  1. Couldn’t agree more. As a current Undergrad in engineering, far too many Professors have absolutely no interest in teaching or being in the classroom. They just see it as a chore to keep their office space. Until Universities realize that having great researchers isn’t all that matters, nothing will ever improve. In fact, at this rate, it’s only set to get worse.

  2. Having great research IS all that matters if you want a great university. Academics who go on and on about the importance of teaching are usually just lazy researchers.

    The odd thing is that at faculty who profess to be incredibly DEVOTED to teaching are at most only slightly better than the worst teachers, and are certainly the at the bottom for research. The best and most interesting teachers are most often also the most devoted researchers — because the know the material better and communicate their love for the field.

    Universities are not glorified high schools. Students are supposed to take responsibility for their own learning. More and more though society treats students like morons who need to be spoon feed.

    On the other hand, the vast majority of students in certain disciplines like Engineering or Computer Science, where most undergraduates aspire to be no more than just glorified technicians, might be better taught in community colleges.

  3. This is beyond true…

    My honours year seminar is a joke. This seminar course was meant to teach us of DIFFERENT kinds of research in the field and to prepare us for this fast growing relatively new field (gerontology), this however has not been the case.

    The first couple of classes were spent talking about the professor’s research. Our final project was created just using her research (not us going off and looking into something that interests us in this field, it has to be based on HER research).

    It is ridiculous just how many teaching days this professor is missing (out of the 24 classes for this fall term half credit class, she is missing 11 classes… to do research). She has missed class to receive a 1.8 million dollar grant for her research, to speak at local conferences, and to speak at parliament in Ottawa about her research.

    The grad assistants are like her little minions who also only talk about this professor’s research, and I feel bad for them because they are left to teach us completely unsure of what the objectives are in this course.

    The teaching quality in this class lacks so much, the only direction we have is her research.

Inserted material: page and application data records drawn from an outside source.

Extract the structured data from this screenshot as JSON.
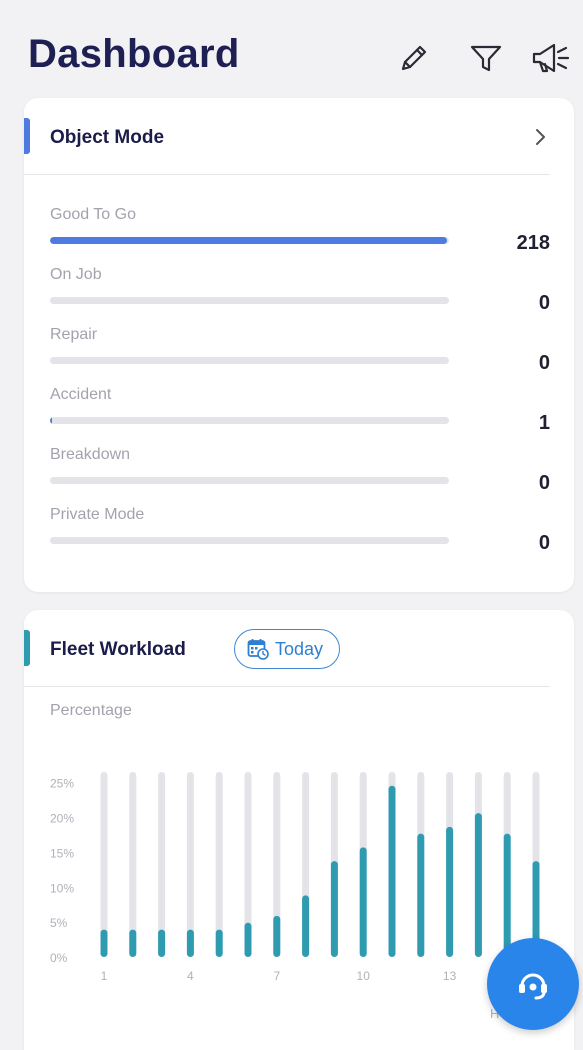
{
  "header": {
    "title": "Dashboard",
    "icons": [
      "pencil-icon",
      "filter-icon",
      "megaphone-icon"
    ]
  },
  "object_mode": {
    "title": "Object Mode",
    "accent_color": "#4d7be0",
    "max_value": 219,
    "items": [
      {
        "label": "Good To Go",
        "value": 218
      },
      {
        "label": "On Job",
        "value": 0
      },
      {
        "label": "Repair",
        "value": 0
      },
      {
        "label": "Accident",
        "value": 1
      },
      {
        "label": "Breakdown",
        "value": 0
      },
      {
        "label": "Private Mode",
        "value": 0
      }
    ]
  },
  "fleet_workload": {
    "title": "Fleet Workload",
    "accent_color": "#2e9bb0",
    "filter_label": "Today",
    "chart_label": "Percentage",
    "clipped_axis_text": "H"
  },
  "chart_data": {
    "type": "bar",
    "title": "",
    "ylabel": "Percentage",
    "ylim": [
      0,
      27
    ],
    "y_ticks": [
      "0%",
      "5%",
      "10%",
      "15%",
      "20%",
      "25%"
    ],
    "x_tick_labels": [
      {
        "x": 1,
        "label": "1"
      },
      {
        "x": 4,
        "label": "4"
      },
      {
        "x": 7,
        "label": "7"
      },
      {
        "x": 10,
        "label": "10"
      },
      {
        "x": 13,
        "label": "13"
      }
    ],
    "categories": [
      1,
      2,
      3,
      4,
      5,
      6,
      7,
      8,
      9,
      10,
      11,
      12,
      13,
      14,
      15,
      16
    ],
    "values": [
      4,
      4,
      4,
      4,
      4,
      5,
      6,
      9,
      14,
      16,
      25,
      18,
      19,
      21,
      18,
      14
    ],
    "bar_color": "#2e9bb0",
    "track_color": "#e3e3e8",
    "grid": false
  },
  "fab": {
    "icon": "support-agent-icon",
    "color": "#2a85ea"
  }
}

I am terribly disappointed with how this class has been biased, one sided and severely lacking in OPEN and ENCOURAGED discussion.

  4. “Academics who go on and on about the importance of teaching are usually just lazy researchers.”
    I would love to know how much research ‘Blue’ has done to back up this claim. Or is it just a lazy generalization? From my own experience as student and teacher I know that there are some absolutely amazing researchers who don’t have a clue how to teach. And there are some great teachers who do not do exceptional research. Most are somewhere in the middle and I do not blame those if they focus their energy on where the funding is.
    It would be great if universities would stop to encourage the ‘research vs. teaching’ thinking and give people recognition for both. So if someone is a great researcher do not force him/her to teach. Hire people who are great at teaching instead. Having a passion for my field does not necessitate that i have a passion for teaching or even a skill for teaching. High schools hire teachers to educate students and don’t ask a great accountant to teach the kids math. Maybe there’s a reason for this? I agree that university students should not be spoon-fed but this does not mean it does not matter how or what they are fed…